Your answer must be an exact copy of the entries below, with every picture removed.

::::::::

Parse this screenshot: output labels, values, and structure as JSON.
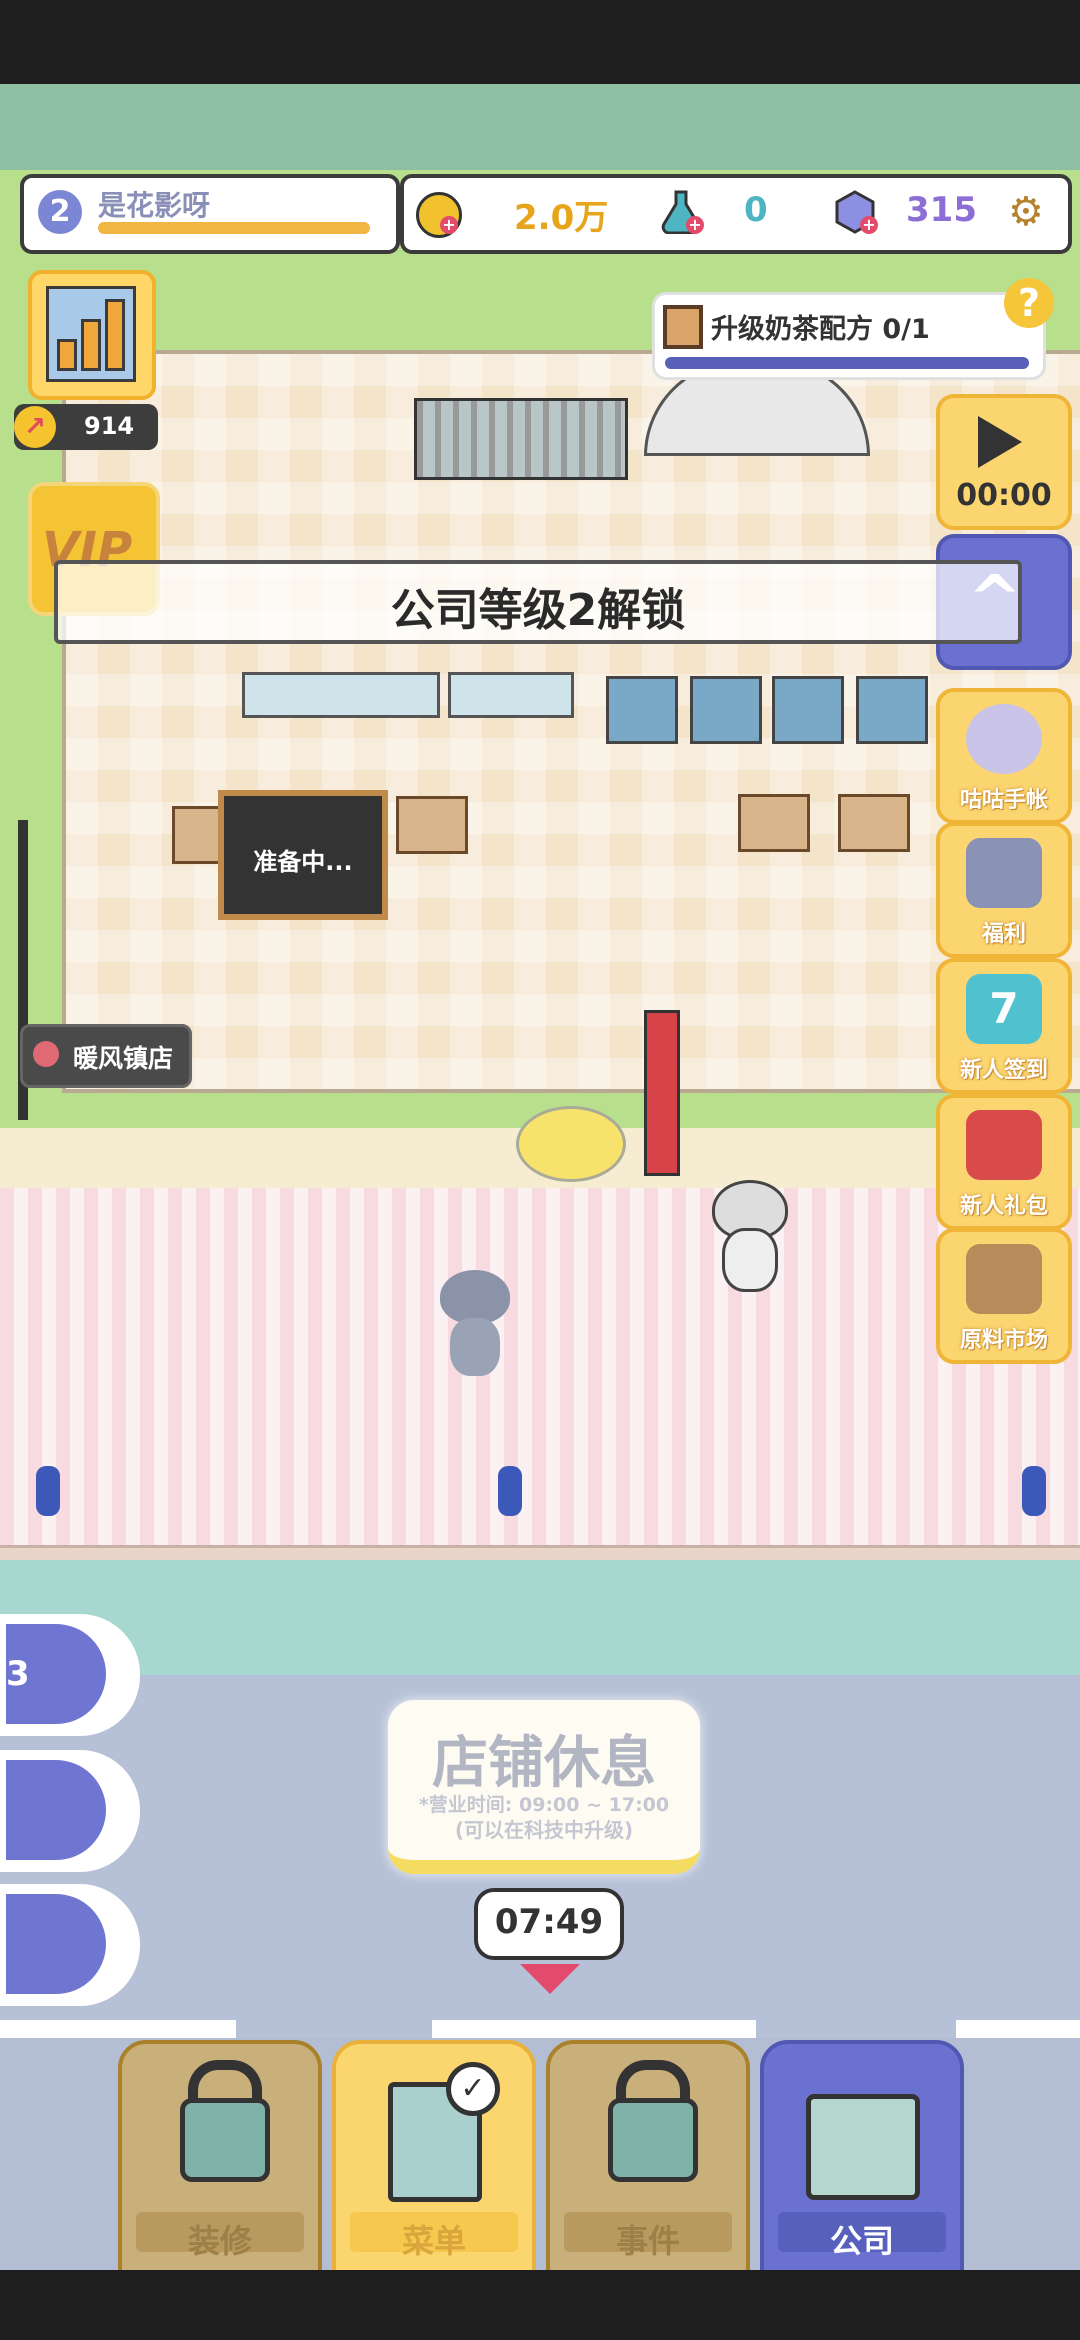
{
  "player": {
    "level": "2",
    "name": "是花影呀"
  },
  "resources": {
    "coins": "2.0万",
    "potion": "0",
    "gems": "315"
  },
  "trend_value": "914",
  "vip_label": "VIP",
  "unlock_banner": "公司等级2解锁",
  "quest": {
    "text": "升级奶茶配方 0/1",
    "help": "?"
  },
  "ad_timer": "00:00",
  "right_menu": [
    {
      "label": "咕咕手帐",
      "icon": "ghost-cat-icon"
    },
    {
      "label": "福利",
      "icon": "cat-red-envelope-icon"
    },
    {
      "label": "新人签到",
      "icon": "calendar-icon",
      "badge": "7"
    },
    {
      "label": "新人礼包",
      "icon": "gift-icon"
    },
    {
      "label": "原料市场",
      "icon": "market-box-icon"
    }
  ],
  "store_name": "暖风镇店",
  "board_text": "准备中...",
  "rest_panel": {
    "title": "店铺休息",
    "hours": "*营业时间: 09:00 ~ 17:00",
    "hint": "(可以在科技中升级)"
  },
  "clock": "07:49",
  "left_tools": [
    {
      "name": "search",
      "count": "3"
    },
    {
      "name": "cup"
    },
    {
      "name": "display"
    }
  ],
  "tabs": [
    {
      "label": "装修",
      "locked": true
    },
    {
      "label": "菜单",
      "locked": false
    },
    {
      "label": "事件",
      "locked": true
    },
    {
      "label": "公司",
      "locked": false,
      "active": true
    }
  ],
  "colors": {
    "accent": "#6a71d0",
    "gold": "#fbd570",
    "rest_bar": "#f4dc62",
    "clock_arrow": "#e24a6e"
  }
}
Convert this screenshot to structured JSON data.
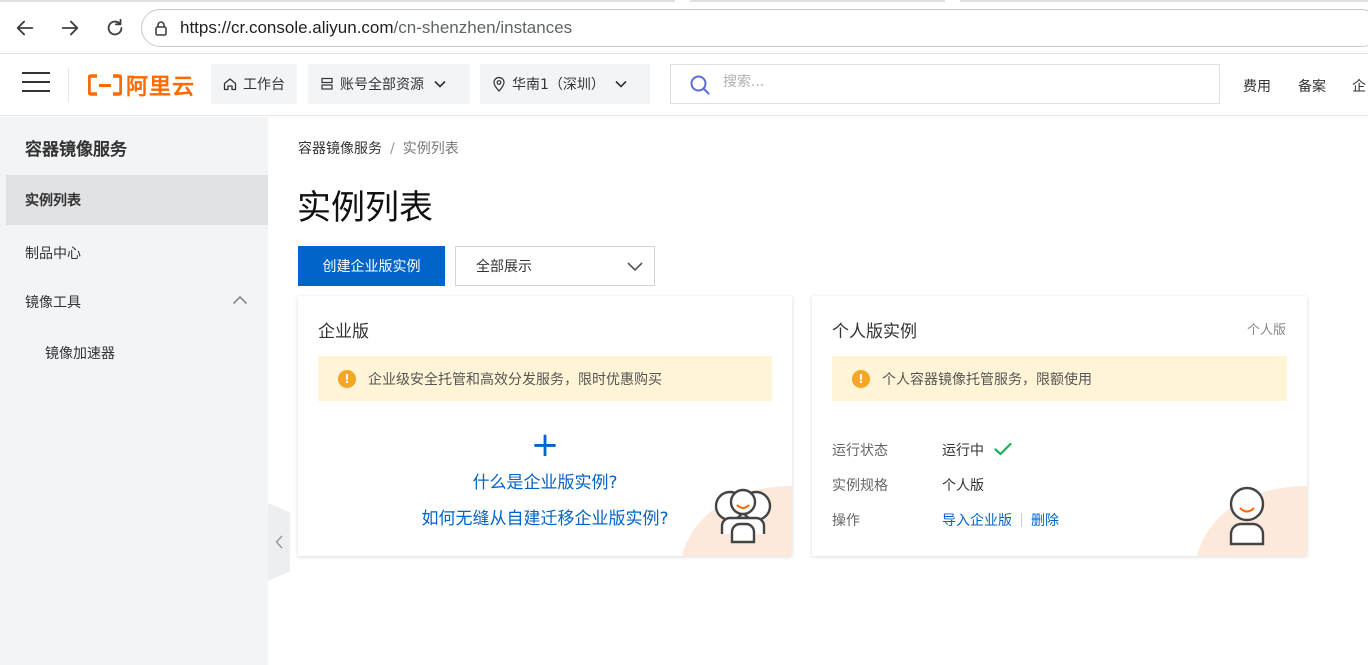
{
  "browser": {
    "url_host": "https://cr.console.aliyun.com",
    "url_path": "/cn-shenzhen/instances"
  },
  "header": {
    "logo_text": "阿里云",
    "workbench": "工作台",
    "resources": "账号全部资源",
    "region": "华南1（深圳）",
    "search_placeholder": "搜索...",
    "links": [
      "费用",
      "备案",
      "企"
    ]
  },
  "sidebar": {
    "title": "容器镜像服务",
    "items": [
      {
        "label": "实例列表"
      },
      {
        "label": "制品中心"
      },
      {
        "label": "镜像工具"
      },
      {
        "label": "镜像加速器"
      }
    ]
  },
  "main": {
    "breadcrumb": [
      "容器镜像服务",
      "实例列表"
    ],
    "breadcrumb_sep": "/",
    "page_title": "实例列表",
    "create_button": "创建企业版实例",
    "filter_select": "全部展示"
  },
  "enterprise_card": {
    "title": "企业版",
    "notice": "企业级安全托管和高效分发服务，限时优惠购买",
    "plus": "+",
    "link1": "什么是企业版实例?",
    "link2": "如何无缝从自建迁移企业版实例?"
  },
  "personal_card": {
    "title": "个人版实例",
    "tag": "个人版",
    "notice": "个人容器镜像托管服务，限额使用",
    "status_label": "运行状态",
    "status_value": "运行中",
    "spec_label": "实例规格",
    "spec_value": "个人版",
    "ops_label": "操作",
    "op_import": "导入企业版",
    "op_delete": "删除"
  },
  "colors": {
    "primary": "#0064c8",
    "brand": "#ff6a00",
    "notice_bg": "#fff4d6",
    "success": "#1fae5a"
  }
}
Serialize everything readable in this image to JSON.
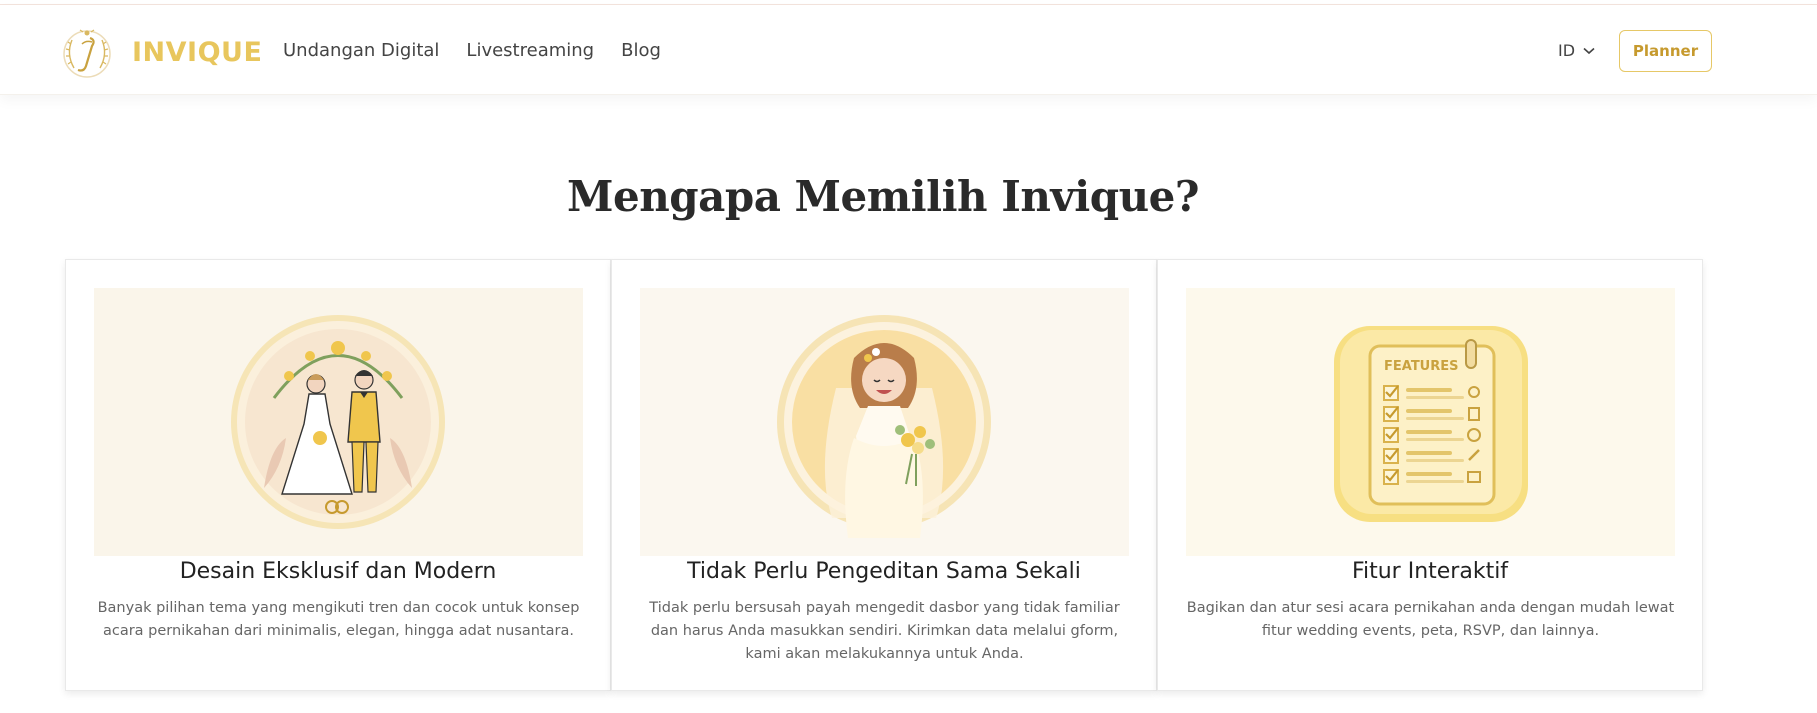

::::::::

▶ _Answer section_
Parse this screenshot: output labels, values, and structure as JSON.
{
  "player": {
    "level": "2",
    "name": "是花影呀"
  },
  "resources": {
    "coins": "2.0万",
    "potion": "0",
    "gems": "315"
  },
  "trend_value": "914",
  "vip_label": "VIP",
  "unlock_banner": "公司等级2解锁",
  "quest": {
    "text": "升级奶茶配方 0/1",
    "help": "?"
  },
  "ad_timer": "00:00",
  "right_menu": [
    {
      "label": "咕咕手帐",
      "icon": "ghost-cat-icon"
    },
    {
      "label": "福利",
      "icon": "cat-red-envelope-icon"
    },
    {
      "label": "新人签到",
      "icon": "calendar-icon",
      "badge": "7"
    },
    {
      "label": "新人礼包",
      "icon": "gift-icon"
    },
    {
      "label": "原料市场",
      "icon": "market-box-icon"
    }
  ],
  "store_name": "暖风镇店",
  "board_text": "准备中...",
  "rest_panel": {
    "title": "店铺休息",
    "hours": "*营业时间: 09:00 ~ 17:00",
    "hint": "(可以在科技中升级)"
  },
  "clock": "07:49",
  "left_tools": [
    {
      "name": "search",
      "count": "3"
    },
    {
      "name": "cup"
    },
    {
      "name": "display"
    }
  ],
  "tabs": [
    {
      "label": "装修",
      "locked": true
    },
    {
      "label": "菜单",
      "locked": false
    },
    {
      "label": "事件",
      "locked": true
    },
    {
      "label": "公司",
      "locked": false,
      "active": true
    }
  ],
  "colors": {
    "accent": "#6a71d0",
    "gold": "#fbd570",
    "rest_bar": "#f4dc62",
    "clock_arrow": "#e24a6e"
  }
}
Convert this screenshot to structured JSON data.
{
  "browser": {
    "url_host": "https://cr.console.aliyun.com",
    "url_path": "/cn-shenzhen/instances"
  },
  "header": {
    "logo_text": "阿里云",
    "workbench": "工作台",
    "resources": "账号全部资源",
    "region": "华南1（深圳）",
    "search_placeholder": "搜索...",
    "links": [
      "费用",
      "备案",
      "企"
    ]
  },
  "sidebar": {
    "title": "容器镜像服务",
    "items": [
      {
        "label": "实例列表"
      },
      {
        "label": "制品中心"
      },
      {
        "label": "镜像工具"
      },
      {
        "label": "镜像加速器"
      }
    ]
  },
  "main": {
    "breadcrumb": [
      "容器镜像服务",
      "实例列表"
    ],
    "breadcrumb_sep": "/",
    "page_title": "实例列表",
    "create_button": "创建企业版实例",
    "filter_select": "全部展示"
  },
  "enterprise_card": {
    "title": "企业版",
    "notice": "企业级安全托管和高效分发服务，限时优惠购买",
    "plus": "+",
    "link1": "什么是企业版实例?",
    "link2": "如何无缝从自建迁移企业版实例?"
  },
  "personal_card": {
    "title": "个人版实例",
    "tag": "个人版",
    "notice": "个人容器镜像托管服务，限额使用",
    "status_label": "运行状态",
    "status_value": "运行中",
    "spec_label": "实例规格",
    "spec_value": "个人版",
    "ops_label": "操作",
    "op_import": "导入企业版",
    "op_delete": "删除"
  },
  "colors": {
    "primary": "#0064c8",
    "brand": "#ff6a00",
    "notice_bg": "#fff4d6",
    "success": "#1fae5a"
  }
}
Serialize everything readable in this image to JSON.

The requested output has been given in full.